        let clk_count: u16 = ctx.local.timer.cnt.read().cnt().bits();
        let edge_times = ctx.local.last_edge_times;
        let bit_end_time = ctx.local.last_bit_end_time;
        let elapsed_time = bit_end_time.map_or(CLOCK_EDGES_PER_BIT, |t| clk_count.wrapping_sub(t));
        if elapsed_time >= CLOCK_EDGES_PER_BIT + 10 {
            *bit_end_time = None;
        // Modulated zero bit: 8 clock edges per data edge
        // Check if the last 12 data edges covered 96 +/- 3 clock edges
        let zero_time = clk_count.wrapping_sub(edge_times[11]);
        let zero_bit = 93 <= zero_time && zero_time <= 99;
        // Modulated one bit: 10 clock edges per data edge
        // Check if the last 10 data edges covered 100 +/- 3 clock edges
        let one_time = clk_count.wrapping_sub(edge_times[9]);
        let one_bit = 97 <= one_time && one_time <= 103;
        if (elapsed_time > CLOCK_EDGES_PER_BIT - 10) && (zero_bit || one_bit) {
            *bit_end_time = match bit_end_time {
                // 1.25 kHz modulation: 100 clock edges per modulated bit
                Some(t) => Some(t.wrapping_add(CLOCK_EDGES_PER_BIT)),
                None => Some(clk_count),
            let bits = ctx.local.demodulated_bits;
            *bits = (*bits << 1) | (one_bit as u128);
            if *bits & ((1 << CARD_SEQ_LEN) - 1) == CARD_SEQ {
                ctx.shared.request_unlock.store(true, Ordering::Relaxed);
        edge_times[0] = clk_count;

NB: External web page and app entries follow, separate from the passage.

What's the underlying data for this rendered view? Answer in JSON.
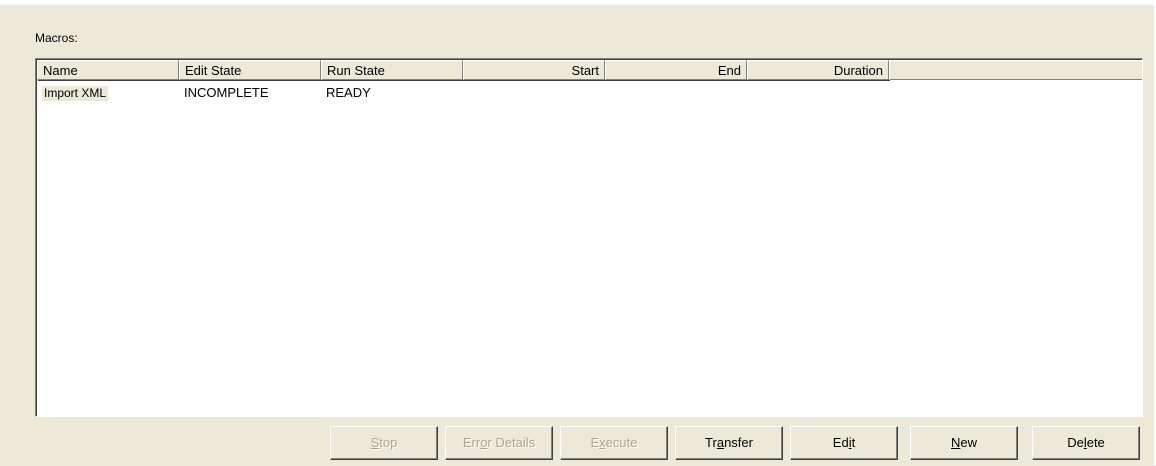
{
  "macros_label": "Macros:",
  "columns": [
    {
      "label": "Name",
      "align": "left"
    },
    {
      "label": "Edit State",
      "align": "left"
    },
    {
      "label": "Run State",
      "align": "left"
    },
    {
      "label": "Start",
      "align": "right"
    },
    {
      "label": "End",
      "align": "right"
    },
    {
      "label": "Duration",
      "align": "right"
    }
  ],
  "rows": [
    {
      "name": "Import XML",
      "edit_state": "INCOMPLETE",
      "run_state": "READY",
      "start": "",
      "end": "",
      "duration": ""
    }
  ],
  "buttons": [
    {
      "id": "stop",
      "label_pre": "",
      "label_ul": "S",
      "label_post": "top",
      "enabled": false
    },
    {
      "id": "error-details",
      "label_pre": "Err",
      "label_ul": "o",
      "label_post": "r Details",
      "enabled": false
    },
    {
      "id": "execute",
      "label_pre": "E",
      "label_ul": "x",
      "label_post": "ecute",
      "enabled": false
    },
    {
      "id": "transfer",
      "label_pre": "Tr",
      "label_ul": "a",
      "label_post": "nsfer",
      "enabled": true
    },
    {
      "id": "edit",
      "label_pre": "Ed",
      "label_ul": "i",
      "label_post": "t",
      "enabled": true
    },
    {
      "id": "new",
      "label_pre": "",
      "label_ul": "N",
      "label_post": "ew",
      "enabled": true
    },
    {
      "id": "delete",
      "label_pre": "De",
      "label_ul": "l",
      "label_post": "ete",
      "enabled": true
    }
  ],
  "colors": {
    "panel_bg": "#ece9d8",
    "disabled_text": "#a9a593"
  }
}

A few other Rust-isms worth noting in this:

And that’s it… less than 150 lines of code for the full application. Not bad!


The cargo embed command automatically builds, flashes, and executes the application on an attached embedded target. Gone are the days of fiddling with long OpenOCD commands in a bespoke makefile. One additional file (Embed.toml) is required to configure the microcontroller part number, then everything “just works”.

Future work

I’d like to increase the RFID read range by boosting the antenna voltage. I’ll probably spin a custom PCB with an EM4095 on it. Maybe I’ll integrate the microcontroller also?

Maybe I’ll add on-board tag sequence storage in runtime-written flash, so it’s easier to authorize a new tag to unlock the door.

Perhaps I’ll add an internet connection, to allow remote opening? (Although I’m really not a fan of putting things on the internet, in general.)